Worktop Manufacturer Fined £20,000 after Employee Loses Fingers in Machine

Overview of incident

A worktop manufacturer has been fined after an employee’s hand came into contact with an unguarded cutting blade which resulted in the amputation of two fingers.

An investigation by the Health and Safety Executive (HSE) discovered the machine had three sections, each enclosed by an interlocked hood. The interlocks were disconnected and replaced with locks around four years previously but the keys to the locks were left in the hoods, meaning the machine was able to run with the hood guards open.

The injured person was operating an edge banding machine when his hand came into contact with a blade that is used to create the finished edges on worktops. The injured person can no longer tie his shoelaces, use a keyboard or play the guitar and was unable to work for seven months and may require further surgery.

Details of fine

A fine of £20,000 and an order to pay costs of £4,574 was made by the court after Worktop Fabrications Ltd pleaded guilty to breaching Regulation 11(1) of the Provision and Use of Work Equipment Regulations 1998.

Injured Person(s)

28 year old male.

Company Involved

Worktop Fabrications Ltd


Nottingham, England


Nottingham Magistrates’ Court

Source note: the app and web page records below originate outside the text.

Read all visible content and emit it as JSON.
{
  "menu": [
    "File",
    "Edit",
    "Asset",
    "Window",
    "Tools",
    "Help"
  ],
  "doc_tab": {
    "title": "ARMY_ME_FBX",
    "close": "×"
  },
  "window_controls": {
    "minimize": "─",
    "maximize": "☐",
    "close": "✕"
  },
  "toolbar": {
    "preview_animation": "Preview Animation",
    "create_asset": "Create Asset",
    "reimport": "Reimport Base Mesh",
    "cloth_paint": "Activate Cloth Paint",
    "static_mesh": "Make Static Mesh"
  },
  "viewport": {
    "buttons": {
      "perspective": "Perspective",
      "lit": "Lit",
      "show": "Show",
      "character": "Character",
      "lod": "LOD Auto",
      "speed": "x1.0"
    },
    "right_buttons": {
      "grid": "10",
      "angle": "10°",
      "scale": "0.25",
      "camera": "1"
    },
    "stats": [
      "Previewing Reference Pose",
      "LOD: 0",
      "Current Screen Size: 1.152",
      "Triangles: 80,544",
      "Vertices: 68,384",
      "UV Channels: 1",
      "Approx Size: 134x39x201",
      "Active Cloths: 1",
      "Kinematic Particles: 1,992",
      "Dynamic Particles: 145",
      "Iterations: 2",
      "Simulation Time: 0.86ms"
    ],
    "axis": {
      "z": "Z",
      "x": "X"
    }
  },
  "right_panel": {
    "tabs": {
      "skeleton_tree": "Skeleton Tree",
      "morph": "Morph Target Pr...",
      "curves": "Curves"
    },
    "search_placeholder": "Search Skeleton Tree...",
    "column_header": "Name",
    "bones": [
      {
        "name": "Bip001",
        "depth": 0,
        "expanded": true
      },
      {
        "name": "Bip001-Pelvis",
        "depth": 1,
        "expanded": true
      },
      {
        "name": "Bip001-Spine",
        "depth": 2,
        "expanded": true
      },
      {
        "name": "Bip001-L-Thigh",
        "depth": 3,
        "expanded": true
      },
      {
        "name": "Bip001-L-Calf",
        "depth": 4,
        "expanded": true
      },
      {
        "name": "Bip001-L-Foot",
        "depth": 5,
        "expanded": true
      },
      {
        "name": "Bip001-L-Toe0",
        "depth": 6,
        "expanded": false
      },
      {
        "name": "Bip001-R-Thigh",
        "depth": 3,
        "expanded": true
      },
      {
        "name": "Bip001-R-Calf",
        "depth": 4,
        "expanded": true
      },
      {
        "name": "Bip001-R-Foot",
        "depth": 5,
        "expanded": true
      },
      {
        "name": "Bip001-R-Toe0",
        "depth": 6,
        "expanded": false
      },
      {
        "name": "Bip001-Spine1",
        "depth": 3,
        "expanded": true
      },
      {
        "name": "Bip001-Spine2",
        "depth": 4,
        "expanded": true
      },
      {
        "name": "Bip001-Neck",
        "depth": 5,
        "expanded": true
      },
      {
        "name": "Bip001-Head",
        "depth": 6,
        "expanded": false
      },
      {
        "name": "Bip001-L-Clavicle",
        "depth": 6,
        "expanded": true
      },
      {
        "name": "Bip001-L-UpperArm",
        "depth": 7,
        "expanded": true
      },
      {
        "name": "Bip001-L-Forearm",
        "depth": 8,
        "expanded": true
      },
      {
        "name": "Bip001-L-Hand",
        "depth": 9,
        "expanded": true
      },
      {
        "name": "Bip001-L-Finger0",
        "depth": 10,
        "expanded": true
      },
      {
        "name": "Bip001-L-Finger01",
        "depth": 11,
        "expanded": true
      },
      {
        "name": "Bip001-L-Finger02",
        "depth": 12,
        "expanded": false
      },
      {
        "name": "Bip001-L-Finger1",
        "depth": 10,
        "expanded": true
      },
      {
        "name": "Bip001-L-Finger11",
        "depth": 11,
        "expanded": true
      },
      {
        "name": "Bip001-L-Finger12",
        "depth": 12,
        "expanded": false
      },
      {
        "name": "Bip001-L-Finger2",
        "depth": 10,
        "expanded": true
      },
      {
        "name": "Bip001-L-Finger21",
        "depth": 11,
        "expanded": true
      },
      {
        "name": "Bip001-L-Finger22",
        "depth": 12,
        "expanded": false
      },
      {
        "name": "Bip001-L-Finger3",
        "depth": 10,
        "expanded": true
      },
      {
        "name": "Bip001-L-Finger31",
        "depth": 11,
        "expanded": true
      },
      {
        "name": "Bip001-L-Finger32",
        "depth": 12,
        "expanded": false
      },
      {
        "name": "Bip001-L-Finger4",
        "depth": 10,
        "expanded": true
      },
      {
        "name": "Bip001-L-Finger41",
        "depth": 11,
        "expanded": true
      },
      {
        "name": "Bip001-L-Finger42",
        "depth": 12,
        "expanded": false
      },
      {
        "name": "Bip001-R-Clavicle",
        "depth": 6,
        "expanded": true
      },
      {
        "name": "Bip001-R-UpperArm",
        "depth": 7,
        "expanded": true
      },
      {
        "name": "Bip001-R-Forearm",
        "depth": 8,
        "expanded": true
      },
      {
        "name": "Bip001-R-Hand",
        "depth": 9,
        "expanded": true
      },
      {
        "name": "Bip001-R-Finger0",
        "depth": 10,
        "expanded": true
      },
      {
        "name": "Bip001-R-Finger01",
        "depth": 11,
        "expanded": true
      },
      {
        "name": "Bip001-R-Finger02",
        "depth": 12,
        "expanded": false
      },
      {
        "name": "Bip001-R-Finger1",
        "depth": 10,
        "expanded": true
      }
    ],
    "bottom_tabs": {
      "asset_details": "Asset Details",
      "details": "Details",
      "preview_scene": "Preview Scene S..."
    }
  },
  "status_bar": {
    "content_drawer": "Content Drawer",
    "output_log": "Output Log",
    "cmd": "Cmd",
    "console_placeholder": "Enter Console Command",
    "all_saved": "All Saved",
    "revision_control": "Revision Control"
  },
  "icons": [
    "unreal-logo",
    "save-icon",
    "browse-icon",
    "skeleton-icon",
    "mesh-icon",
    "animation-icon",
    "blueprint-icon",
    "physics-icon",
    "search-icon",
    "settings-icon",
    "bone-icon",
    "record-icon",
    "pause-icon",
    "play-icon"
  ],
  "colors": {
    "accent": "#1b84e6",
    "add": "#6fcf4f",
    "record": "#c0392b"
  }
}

This man’s painful and life-changing injuries were borne out of a catalogue of failings on the part of Worktop Fabrications Ltd.

In 2010, a year or so after the company thinks the interlock was removed, it undertook a risk assessment of the machine to identify whether the health and safety risks associated with its operation were being properly managed. That assessment failed to identify the machine was unguarded, so no steps were taken to correct the problem.

The risks associated with cutting machinery are well known in the industry, and so are the measures that should be taken to minimise or remove those risks. – HSE inspector Judith McNulty-Green